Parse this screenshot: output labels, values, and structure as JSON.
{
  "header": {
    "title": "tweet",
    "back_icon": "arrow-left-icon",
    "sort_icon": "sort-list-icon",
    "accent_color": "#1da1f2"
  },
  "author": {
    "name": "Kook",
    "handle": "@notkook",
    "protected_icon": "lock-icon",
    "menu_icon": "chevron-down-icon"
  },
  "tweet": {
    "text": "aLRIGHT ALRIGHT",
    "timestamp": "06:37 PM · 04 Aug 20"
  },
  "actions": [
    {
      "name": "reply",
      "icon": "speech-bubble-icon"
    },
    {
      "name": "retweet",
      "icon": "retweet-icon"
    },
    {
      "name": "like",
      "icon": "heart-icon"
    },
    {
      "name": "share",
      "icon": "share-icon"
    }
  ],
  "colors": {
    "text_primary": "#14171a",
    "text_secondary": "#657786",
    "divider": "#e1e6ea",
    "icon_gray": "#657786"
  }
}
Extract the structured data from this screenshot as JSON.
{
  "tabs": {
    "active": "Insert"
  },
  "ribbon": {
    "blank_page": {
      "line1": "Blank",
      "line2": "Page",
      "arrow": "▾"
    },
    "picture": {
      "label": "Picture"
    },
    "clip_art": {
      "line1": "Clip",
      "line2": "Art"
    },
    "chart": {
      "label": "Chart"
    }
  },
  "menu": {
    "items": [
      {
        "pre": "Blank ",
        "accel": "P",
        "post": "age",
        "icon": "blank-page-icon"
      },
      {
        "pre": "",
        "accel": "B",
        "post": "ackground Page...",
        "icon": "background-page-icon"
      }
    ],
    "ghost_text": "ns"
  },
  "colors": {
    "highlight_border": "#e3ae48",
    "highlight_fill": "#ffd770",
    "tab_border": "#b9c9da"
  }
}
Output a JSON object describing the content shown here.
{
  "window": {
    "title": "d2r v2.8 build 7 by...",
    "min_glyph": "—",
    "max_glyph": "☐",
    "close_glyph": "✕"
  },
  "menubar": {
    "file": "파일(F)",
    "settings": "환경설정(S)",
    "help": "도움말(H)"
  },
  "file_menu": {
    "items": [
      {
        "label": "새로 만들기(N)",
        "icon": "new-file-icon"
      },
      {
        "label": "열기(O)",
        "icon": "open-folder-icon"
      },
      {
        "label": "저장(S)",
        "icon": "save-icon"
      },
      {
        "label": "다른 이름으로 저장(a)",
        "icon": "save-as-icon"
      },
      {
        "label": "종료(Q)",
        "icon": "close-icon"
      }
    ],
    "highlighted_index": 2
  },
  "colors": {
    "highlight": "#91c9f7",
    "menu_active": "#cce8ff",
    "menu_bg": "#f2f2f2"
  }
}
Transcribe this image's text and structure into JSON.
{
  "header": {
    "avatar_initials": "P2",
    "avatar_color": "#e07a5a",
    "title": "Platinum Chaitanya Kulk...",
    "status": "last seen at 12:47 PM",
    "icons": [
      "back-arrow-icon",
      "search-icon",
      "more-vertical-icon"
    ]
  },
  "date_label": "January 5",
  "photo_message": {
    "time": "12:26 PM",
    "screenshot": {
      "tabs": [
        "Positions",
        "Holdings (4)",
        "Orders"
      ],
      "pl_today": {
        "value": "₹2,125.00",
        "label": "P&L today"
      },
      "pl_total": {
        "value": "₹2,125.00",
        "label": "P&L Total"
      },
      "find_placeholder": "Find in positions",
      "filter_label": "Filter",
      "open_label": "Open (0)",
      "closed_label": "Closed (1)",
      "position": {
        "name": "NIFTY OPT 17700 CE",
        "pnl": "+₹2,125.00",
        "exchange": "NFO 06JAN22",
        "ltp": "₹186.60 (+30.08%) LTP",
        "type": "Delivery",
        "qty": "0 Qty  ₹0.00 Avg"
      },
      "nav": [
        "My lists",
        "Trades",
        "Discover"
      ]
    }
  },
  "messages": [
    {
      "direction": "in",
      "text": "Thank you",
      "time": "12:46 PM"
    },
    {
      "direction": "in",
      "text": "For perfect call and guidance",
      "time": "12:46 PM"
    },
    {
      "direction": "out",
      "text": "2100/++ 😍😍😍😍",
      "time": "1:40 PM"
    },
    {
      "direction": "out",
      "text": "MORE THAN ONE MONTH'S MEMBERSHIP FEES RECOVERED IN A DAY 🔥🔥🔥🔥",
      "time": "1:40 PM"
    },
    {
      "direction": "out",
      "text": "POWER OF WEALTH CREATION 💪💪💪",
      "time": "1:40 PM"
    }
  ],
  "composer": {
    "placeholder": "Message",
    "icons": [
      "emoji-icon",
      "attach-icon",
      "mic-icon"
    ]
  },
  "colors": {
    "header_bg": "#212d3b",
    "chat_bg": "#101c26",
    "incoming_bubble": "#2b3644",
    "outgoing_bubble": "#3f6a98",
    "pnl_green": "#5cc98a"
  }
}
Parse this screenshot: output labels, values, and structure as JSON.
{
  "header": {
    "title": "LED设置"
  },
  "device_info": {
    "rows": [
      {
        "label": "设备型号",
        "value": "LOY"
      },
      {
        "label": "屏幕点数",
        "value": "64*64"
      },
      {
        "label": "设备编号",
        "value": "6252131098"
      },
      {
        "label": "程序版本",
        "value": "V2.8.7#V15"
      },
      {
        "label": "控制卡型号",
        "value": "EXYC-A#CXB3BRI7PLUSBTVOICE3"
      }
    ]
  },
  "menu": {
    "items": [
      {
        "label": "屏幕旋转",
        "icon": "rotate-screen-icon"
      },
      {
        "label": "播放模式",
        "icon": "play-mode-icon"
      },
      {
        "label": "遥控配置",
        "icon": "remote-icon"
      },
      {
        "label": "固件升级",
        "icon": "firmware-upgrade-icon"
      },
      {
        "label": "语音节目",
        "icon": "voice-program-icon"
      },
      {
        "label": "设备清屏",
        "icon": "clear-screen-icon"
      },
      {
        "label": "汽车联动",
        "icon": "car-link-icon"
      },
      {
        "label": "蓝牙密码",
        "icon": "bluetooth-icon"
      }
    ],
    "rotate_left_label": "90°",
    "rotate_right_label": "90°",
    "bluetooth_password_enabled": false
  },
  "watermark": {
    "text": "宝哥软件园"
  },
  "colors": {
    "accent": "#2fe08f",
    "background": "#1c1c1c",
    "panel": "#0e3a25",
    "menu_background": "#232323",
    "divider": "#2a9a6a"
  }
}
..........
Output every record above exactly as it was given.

== REPLY ==
Parse this screenshot: output labels, values, and structure as JSON.
{
  "header": {
    "title": "tweet",
    "back_icon": "arrow-left-icon",
    "sort_icon": "sort-list-icon",
    "accent_color": "#1da1f2"
  },
  "author": {
    "name": "Kook",
    "handle": "@notkook",
    "protected_icon": "lock-icon",
    "menu_icon": "chevron-down-icon"
  },
  "tweet": {
    "text": "aLRIGHT ALRIGHT",
    "timestamp": "06:37 PM · 04 Aug 20"
  },
  "actions": [
    {
      "name": "reply",
      "icon": "speech-bubble-icon"
    },
    {
      "name": "retweet",
      "icon": "retweet-icon"
    },
    {
      "name": "like",
      "icon": "heart-icon"
    },
    {
      "name": "share",
      "icon": "share-icon"
    }
  ],
  "colors": {
    "text_primary": "#14171a",
    "text_secondary": "#657786",
    "divider": "#e1e6ea",
    "icon_gray": "#657786"
  }
}
Extract the structured data from this screenshot as JSON.
{
  "tabs": {
    "active": "Insert"
  },
  "ribbon": {
    "blank_page": {
      "line1": "Blank",
      "line2": "Page",
      "arrow": "▾"
    },
    "picture": {
      "label": "Picture"
    },
    "clip_art": {
      "line1": "Clip",
      "line2": "Art"
    },
    "chart": {
      "label": "Chart"
    }
  },
  "menu": {
    "items": [
      {
        "pre": "Blank ",
        "accel": "P",
        "post": "age",
        "icon": "blank-page-icon"
      },
      {
        "pre": "",
        "accel": "B",
        "post": "ackground Page...",
        "icon": "background-page-icon"
      }
    ],
    "ghost_text": "ns"
  },
  "colors": {
    "highlight_border": "#e3ae48",
    "highlight_fill": "#ffd770",
    "tab_border": "#b9c9da"
  }
}
Output a JSON object describing the content shown here.
{
  "window": {
    "title": "d2r v2.8 build 7 by...",
    "min_glyph": "—",
    "max_glyph": "☐",
    "close_glyph": "✕"
  },
  "menubar": {
    "file": "파일(F)",
    "settings": "환경설정(S)",
    "help": "도움말(H)"
  },
  "file_menu": {
    "items": [
      {
        "label": "새로 만들기(N)",
        "icon": "new-file-icon"
      },
      {
        "label": "열기(O)",
        "icon": "open-folder-icon"
      },
      {
        "label": "저장(S)",
        "icon": "save-icon"
      },
      {
        "label": "다른 이름으로 저장(a)",
        "icon": "save-as-icon"
      },
      {
        "label": "종료(Q)",
        "icon": "close-icon"
      }
    ],
    "highlighted_index": 2
  },
  "colors": {
    "highlight": "#91c9f7",
    "menu_active": "#cce8ff",
    "menu_bg": "#f2f2f2"
  }
}
Transcribe this image's text and structure into JSON.
{
  "header": {
    "avatar_initials": "P2",
    "avatar_color": "#e07a5a",
    "title": "Platinum Chaitanya Kulk...",
    "status": "last seen at 12:47 PM",
    "icons": [
      "back-arrow-icon",
      "search-icon",
      "more-vertical-icon"
    ]
  },
  "date_label": "January 5",
  "photo_message": {
    "time": "12:26 PM",
    "screenshot": {
      "tabs": [
        "Positions",
        "Holdings (4)",
        "Orders"
      ],
      "pl_today": {
        "value": "₹2,125.00",
        "label": "P&L today"
      },
      "pl_total": {
        "value": "₹2,125.00",
        "label": "P&L Total"
      },
      "find_placeholder": "Find in positions",
      "filter_label": "Filter",
      "open_label": "Open (0)",
      "closed_label": "Closed (1)",
      "position": {
        "name": "NIFTY OPT 17700 CE",
        "pnl": "+₹2,125.00",
        "exchange": "NFO 06JAN22",
        "ltp": "₹186.60 (+30.08%) LTP",
        "type": "Delivery",
        "qty": "0 Qty  ₹0.00 Avg"
      },
      "nav": [
        "My lists",
        "Trades",
        "Discover"
      ]
    }
  },
  "messages": [
    {
      "direction": "in",
      "text": "Thank you",
      "time": "12:46 PM"
    },
    {
      "direction": "in",
      "text": "For perfect call and guidance",
      "time": "12:46 PM"
    },
    {
      "direction": "out",
      "text": "2100/++ 😍😍😍😍",
      "time": "1:40 PM"
    },
    {
      "direction": "out",
      "text": "MORE THAN ONE MONTH'S MEMBERSHIP FEES RECOVERED IN A DAY 🔥🔥🔥🔥",
      "time": "1:40 PM"
    },
    {
      "direction": "out",
      "text": "POWER OF WEALTH CREATION 💪💪💪",
      "time": "1:40 PM"
    }
  ],
  "composer": {
    "placeholder": "Message",
    "icons": [
      "emoji-icon",
      "attach-icon",
      "mic-icon"
    ]
  },
  "colors": {
    "header_bg": "#212d3b",
    "chat_bg": "#101c26",
    "incoming_bubble": "#2b3644",
    "outgoing_bubble": "#3f6a98",
    "pnl_green": "#5cc98a"
  }
}
Parse this screenshot: output labels, values, and structure as JSON.
{
  "header": {
    "title": "LED设置"
  },
  "device_info": {
    "rows": [
      {
        "label": "设备型号",
        "value": "LOY"
      },
      {
        "label": "屏幕点数",
        "value": "64*64"
      },
      {
        "label": "设备编号",
        "value": "6252131098"
      },
      {
        "label": "程序版本",
        "value": "V2.8.7#V15"
      },
      {
        "label": "控制卡型号",
        "value": "EXYC-A#CXB3BRI7PLUSBTVOICE3"
      }
    ]
  },
  "menu": {
    "items": [
      {
        "label": "屏幕旋转",
        "icon": "rotate-screen-icon"
      },
      {
        "label": "播放模式",
        "icon": "play-mode-icon"
      },
      {
        "label": "遥控配置",
        "icon": "remote-icon"
      },
      {
        "label": "固件升级",
        "icon": "firmware-upgrade-icon"
      },
      {
        "label": "语音节目",
        "icon": "voice-program-icon"
      },
      {
        "label": "设备清屏",
        "icon": "clear-screen-icon"
      },
      {
        "label": "汽车联动",
        "icon": "car-link-icon"
      },
      {
        "label": "蓝牙密码",
        "icon": "bluetooth-icon"
      }
    ],
    "rotate_left_label": "90°",
    "rotate_right_label": "90°",
    "bluetooth_password_enabled": false
  },
  "watermark": {
    "text": "宝哥软件园"
  },
  "colors": {
    "accent": "#2fe08f",
    "background": "#1c1c1c",
    "panel": "#0e3a25",
    "menu_background": "#232323",
    "divider": "#2a9a6a"
  }
}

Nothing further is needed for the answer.